Since her death, things in his humble han have gone from bad to worse, as the area is being worked to death under the crushing yoke of impossibly-high taxation - and the only crops Gonbe doesn't have to pay in taxes are invariably eaten by the local crows, which make for effective target practice in the DLC's combat tutorial.
And Gonbe's had enough.
Rebellions were a whispered but rarely-executed option for the peasantry of Edo and Genroku-era Japan, as strict laws forbade the farmers, fishermen and craftsmen any variety of true weapons. Swords, spears and the implements of war were the sole possession of the Samurai caste, and - hidden cashes of weapons kept beneath floorboards aside - if villagers wished to rise up, they had to do it with the tools of their trade, or what could be cobbled together.
I adore this sort of historical accuracy in A Cause to Daikon for, as Gonbe fights with hand sickles (used for harvesting rice) as a ranged option, a sharpened pole of bamboo (which can get wicked sharp) for graceful combos and air juggles and a simple farmer's hoe, which swings slow and hits like a truck.
The night of that brave choice, which (spoiler) doesn't go well, his dead wife appears to him,
explains that she's found it terribly painful to watch him suffer in the years since her death, and she feels the best thing is just for her to kill him so he can go be dead with her.
Gonbe insists he needs to lead an uprising first, so Otae agrees to accompany him until he's kept his word. Then she'll kill him.
And off they go across Japan!
This mix of historically-accurate cultural norms, supernatural folk tales and energetic storytelling is a big part of Muramasa and its Genroku Legends' minitales success - and it's the single most enjoyable aspect of Daikon. It's not as arresting and involving as Muramasa's campaigns or January's uniformly-excellent Fishy Tales of Nekomata, but it remains a sweet plum.
The combat is less successful. It works - it works just fine, but much of its pleasures are locked behind the three-branched skill tree Gonbe can work through (which upgrades the effectiveness of his weapons and adds additional skills and utilities to his combat mechanics).
|It's not Muramasa without trips to the hot springs in your undies.|
Until those skills are unlocked, Gonbe's combat style is slow-paced (some might suggest tactical) when compared to Okoi's claws or Kisuke's swords. Gonbe's dodge, for example, lasts three times longer than any other character as he comically stumbles back on one leg, pinwheeling his arms through eons of generous invincibility frames before falling on his ass and slowly gathering himself to his feet. It looks funny, it works for the character, but one gets the sense that some of those choices were made in the name of style instead of substance. He feels very different from any other hero Vanillaware have put forth, and thus is a bit uncomfortable to control.
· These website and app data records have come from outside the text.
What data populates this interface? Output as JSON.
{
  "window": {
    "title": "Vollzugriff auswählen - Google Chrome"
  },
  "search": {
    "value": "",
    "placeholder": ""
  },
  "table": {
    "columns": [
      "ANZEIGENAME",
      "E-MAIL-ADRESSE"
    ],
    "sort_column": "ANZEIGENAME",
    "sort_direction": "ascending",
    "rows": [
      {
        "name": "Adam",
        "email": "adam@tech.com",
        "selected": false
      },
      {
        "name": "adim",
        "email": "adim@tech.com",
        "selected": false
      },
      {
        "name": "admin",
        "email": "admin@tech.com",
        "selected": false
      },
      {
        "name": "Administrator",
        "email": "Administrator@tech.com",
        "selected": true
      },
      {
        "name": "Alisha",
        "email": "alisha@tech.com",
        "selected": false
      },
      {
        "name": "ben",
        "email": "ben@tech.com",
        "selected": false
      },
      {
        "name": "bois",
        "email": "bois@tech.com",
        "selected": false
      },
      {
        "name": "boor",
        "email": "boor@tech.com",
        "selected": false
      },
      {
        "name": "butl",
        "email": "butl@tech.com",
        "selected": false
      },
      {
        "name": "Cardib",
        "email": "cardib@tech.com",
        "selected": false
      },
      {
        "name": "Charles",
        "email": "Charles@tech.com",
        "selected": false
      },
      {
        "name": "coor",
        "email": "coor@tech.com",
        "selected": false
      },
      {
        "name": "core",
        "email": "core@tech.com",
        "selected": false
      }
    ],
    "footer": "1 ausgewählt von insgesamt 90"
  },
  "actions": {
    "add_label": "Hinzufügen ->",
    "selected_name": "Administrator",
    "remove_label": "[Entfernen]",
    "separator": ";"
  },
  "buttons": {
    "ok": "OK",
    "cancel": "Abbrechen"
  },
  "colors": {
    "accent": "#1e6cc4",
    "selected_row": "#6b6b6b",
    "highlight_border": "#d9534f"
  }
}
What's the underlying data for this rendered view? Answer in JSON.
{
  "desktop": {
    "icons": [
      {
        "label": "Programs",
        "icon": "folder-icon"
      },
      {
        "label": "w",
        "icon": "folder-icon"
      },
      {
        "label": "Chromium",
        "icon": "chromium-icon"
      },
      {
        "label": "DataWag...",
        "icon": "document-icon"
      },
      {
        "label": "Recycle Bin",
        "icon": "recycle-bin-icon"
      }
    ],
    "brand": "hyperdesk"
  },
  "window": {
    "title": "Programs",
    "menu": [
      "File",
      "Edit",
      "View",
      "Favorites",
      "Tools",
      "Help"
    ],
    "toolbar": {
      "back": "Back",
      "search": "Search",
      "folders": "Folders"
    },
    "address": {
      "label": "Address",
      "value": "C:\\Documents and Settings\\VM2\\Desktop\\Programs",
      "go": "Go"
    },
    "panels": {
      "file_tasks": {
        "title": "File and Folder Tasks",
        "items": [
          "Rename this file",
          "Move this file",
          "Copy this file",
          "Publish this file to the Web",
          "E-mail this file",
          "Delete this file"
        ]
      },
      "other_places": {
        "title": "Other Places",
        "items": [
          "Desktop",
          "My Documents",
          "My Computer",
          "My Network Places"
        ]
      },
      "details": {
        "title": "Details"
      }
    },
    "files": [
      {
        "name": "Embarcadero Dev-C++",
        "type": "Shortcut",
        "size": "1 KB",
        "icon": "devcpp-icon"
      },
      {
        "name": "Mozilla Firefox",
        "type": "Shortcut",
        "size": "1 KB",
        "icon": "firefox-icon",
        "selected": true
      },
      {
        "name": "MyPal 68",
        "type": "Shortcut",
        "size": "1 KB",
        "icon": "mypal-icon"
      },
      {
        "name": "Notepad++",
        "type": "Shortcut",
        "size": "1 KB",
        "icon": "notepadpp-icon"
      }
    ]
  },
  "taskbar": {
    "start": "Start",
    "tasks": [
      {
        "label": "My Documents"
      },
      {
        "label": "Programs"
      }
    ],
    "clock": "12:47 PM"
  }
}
Once you've invested deep enough, Gonbe's zipping back and forth across the screen like a farmer posessed as Otae's spectral fingers fling him to and fro, laying waste to haughty Samurai and demonkind, lifting them into the air for repeated juggling pokes of his bamboo and crushing them beneath his mighty hoe.
|The final swing of Gonbe's ground combo with the hoe can be charged, and deals huge damage.|
Gonbe himself, with his big round nose, balding head and patchwork clothes, fits in to the gorgeous Japan Vanillaware crafted for Muramasa, but he doesn't fit well in the foreground. His character design and lumbering (almost awkward) animations aren't as beautiful and stylish as the game world he inhabits, and after an awesome samurai princess, a badass rogue ninja and a demonic shapeshifting cat, he's the least enjoyable character to watch and play as.
It's not fun watching Gonbe run.
His story, while painted with rich details and pleasant humor, doesn't offer some fascinating tragic and heroic character evolution - the no-nonsense, hard-working fellow we meet at the beginning of the game is unchanged by the DLC's amusing, comical ending - and there's less, here, between how he plays and who he is, that resonates with the player after flicking off their Vita.
In that way, A Cause to Daikon For is a bit like the later core Ratchet & Clank games - it lacks a bit of the nuance that made its forebears so special, but it's still a game in which you stylishly brawl your way across Genroku-era Japan to the tune of a zany story. It's a game in which you fight a giant, drunken sumo wrestler, a flock of hungry crows and a batallion of pink-uniformed ninja maidens.
It's a game in which, when you die, your departed wife's ghost intercepts your soul as it ascends and forcibly shoves it back into your corpse (if you mash buttons).
It's a game with character. Even with its weaknesses, then, A Cause to Daikon For remains pure Vanillaware - and even an imperfect taste of good Vanillaware is still delicious.